● INFORMATION SUPPLIED:
################

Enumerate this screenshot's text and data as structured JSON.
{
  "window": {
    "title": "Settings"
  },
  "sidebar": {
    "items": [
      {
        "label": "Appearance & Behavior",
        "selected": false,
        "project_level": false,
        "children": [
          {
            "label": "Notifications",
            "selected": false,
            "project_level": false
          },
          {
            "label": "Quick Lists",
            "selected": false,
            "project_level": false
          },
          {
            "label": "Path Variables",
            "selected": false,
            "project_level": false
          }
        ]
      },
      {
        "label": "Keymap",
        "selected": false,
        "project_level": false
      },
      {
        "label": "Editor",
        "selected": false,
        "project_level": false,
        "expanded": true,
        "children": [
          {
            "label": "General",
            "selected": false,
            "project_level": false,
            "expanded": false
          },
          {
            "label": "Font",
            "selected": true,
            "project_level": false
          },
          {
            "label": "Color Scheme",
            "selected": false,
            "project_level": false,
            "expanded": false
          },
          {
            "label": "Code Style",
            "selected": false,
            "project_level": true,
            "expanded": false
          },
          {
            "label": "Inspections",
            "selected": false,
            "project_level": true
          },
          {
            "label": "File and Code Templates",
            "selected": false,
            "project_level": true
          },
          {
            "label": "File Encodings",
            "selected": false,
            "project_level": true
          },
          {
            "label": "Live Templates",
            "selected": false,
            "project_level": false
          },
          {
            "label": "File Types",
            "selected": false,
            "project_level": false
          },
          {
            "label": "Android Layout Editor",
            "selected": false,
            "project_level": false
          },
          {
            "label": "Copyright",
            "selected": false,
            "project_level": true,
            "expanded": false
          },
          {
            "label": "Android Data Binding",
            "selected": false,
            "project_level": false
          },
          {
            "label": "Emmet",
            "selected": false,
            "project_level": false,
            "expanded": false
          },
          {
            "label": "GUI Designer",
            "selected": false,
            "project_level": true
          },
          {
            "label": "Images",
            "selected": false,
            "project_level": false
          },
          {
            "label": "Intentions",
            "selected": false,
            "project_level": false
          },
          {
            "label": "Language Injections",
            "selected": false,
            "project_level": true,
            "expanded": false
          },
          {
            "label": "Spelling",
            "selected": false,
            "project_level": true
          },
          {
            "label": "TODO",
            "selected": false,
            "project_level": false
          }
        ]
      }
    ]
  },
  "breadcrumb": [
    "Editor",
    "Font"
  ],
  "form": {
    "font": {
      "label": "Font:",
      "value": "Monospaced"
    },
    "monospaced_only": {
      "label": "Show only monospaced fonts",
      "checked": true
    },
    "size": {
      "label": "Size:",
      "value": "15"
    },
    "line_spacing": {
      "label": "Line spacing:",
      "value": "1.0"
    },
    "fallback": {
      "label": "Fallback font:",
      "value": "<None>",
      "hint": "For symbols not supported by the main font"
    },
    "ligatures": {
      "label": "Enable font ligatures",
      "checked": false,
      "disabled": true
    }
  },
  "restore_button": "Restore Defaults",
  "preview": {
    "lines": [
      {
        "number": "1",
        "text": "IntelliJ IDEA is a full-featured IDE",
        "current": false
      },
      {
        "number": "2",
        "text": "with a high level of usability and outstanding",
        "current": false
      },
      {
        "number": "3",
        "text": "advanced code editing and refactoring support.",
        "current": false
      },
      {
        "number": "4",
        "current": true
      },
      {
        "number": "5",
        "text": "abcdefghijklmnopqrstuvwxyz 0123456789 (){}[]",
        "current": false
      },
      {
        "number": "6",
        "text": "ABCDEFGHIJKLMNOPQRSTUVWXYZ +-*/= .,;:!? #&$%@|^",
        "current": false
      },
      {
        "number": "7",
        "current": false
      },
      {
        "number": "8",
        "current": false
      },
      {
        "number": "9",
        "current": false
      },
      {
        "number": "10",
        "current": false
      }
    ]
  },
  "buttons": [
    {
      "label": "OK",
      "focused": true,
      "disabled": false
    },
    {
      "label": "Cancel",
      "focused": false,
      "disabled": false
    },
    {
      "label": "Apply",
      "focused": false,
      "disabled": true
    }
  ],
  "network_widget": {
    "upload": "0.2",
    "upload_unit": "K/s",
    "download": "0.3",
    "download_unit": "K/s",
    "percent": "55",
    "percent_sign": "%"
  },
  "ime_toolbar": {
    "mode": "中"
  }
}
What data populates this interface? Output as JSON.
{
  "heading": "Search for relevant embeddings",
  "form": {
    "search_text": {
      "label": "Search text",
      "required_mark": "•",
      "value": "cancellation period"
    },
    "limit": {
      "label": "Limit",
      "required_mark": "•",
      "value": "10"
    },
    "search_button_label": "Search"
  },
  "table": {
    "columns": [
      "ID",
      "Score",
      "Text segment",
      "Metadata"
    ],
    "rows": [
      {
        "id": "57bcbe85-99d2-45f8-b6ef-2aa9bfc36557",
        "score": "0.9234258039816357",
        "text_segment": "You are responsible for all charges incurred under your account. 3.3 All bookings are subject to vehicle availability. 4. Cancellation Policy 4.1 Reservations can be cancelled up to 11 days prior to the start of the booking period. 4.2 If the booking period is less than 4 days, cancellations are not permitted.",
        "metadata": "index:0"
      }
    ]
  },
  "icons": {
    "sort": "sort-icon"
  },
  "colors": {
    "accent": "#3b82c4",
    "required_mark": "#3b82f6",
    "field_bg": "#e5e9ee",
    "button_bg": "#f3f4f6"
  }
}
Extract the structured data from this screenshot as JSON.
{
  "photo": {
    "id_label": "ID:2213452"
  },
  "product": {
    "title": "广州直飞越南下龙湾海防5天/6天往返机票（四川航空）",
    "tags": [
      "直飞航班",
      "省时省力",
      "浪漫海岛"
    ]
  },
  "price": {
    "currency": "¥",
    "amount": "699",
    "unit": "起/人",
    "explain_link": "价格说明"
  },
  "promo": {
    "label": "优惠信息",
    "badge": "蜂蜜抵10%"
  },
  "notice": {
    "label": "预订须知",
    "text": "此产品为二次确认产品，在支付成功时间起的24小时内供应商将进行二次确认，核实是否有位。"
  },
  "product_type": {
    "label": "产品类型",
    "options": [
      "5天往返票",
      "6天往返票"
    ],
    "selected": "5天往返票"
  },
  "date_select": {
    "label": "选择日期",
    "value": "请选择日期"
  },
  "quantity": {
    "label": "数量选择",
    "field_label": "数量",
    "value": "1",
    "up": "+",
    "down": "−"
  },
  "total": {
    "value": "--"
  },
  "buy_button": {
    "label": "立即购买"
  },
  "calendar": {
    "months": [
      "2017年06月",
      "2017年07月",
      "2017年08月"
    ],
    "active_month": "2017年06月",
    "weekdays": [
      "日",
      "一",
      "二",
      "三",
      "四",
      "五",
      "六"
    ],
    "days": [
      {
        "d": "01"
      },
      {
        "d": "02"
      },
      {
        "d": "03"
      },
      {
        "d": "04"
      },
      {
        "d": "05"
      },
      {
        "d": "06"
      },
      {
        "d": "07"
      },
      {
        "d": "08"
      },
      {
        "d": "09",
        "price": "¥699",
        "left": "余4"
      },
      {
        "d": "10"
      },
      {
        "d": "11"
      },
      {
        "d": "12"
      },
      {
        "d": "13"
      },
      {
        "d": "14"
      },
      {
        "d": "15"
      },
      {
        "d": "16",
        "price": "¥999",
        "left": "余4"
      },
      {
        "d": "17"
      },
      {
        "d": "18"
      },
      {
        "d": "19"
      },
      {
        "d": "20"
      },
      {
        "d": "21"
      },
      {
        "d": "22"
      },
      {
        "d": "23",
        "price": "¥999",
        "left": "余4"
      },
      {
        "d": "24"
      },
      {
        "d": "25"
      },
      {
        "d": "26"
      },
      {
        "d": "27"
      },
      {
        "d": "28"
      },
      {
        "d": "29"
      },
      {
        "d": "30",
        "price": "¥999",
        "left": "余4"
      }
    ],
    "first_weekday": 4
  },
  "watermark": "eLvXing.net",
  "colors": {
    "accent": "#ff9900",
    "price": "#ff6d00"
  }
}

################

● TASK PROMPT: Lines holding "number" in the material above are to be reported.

● RESPONSE TO THE EXERCISE:
        "number": "1",
        "number": "2",
        "number": "3",
        "number": "4",
        "number": "5",
        "number": "6",
        "number": "7",
        "number": "8",
        "number": "9",
        "number": "10",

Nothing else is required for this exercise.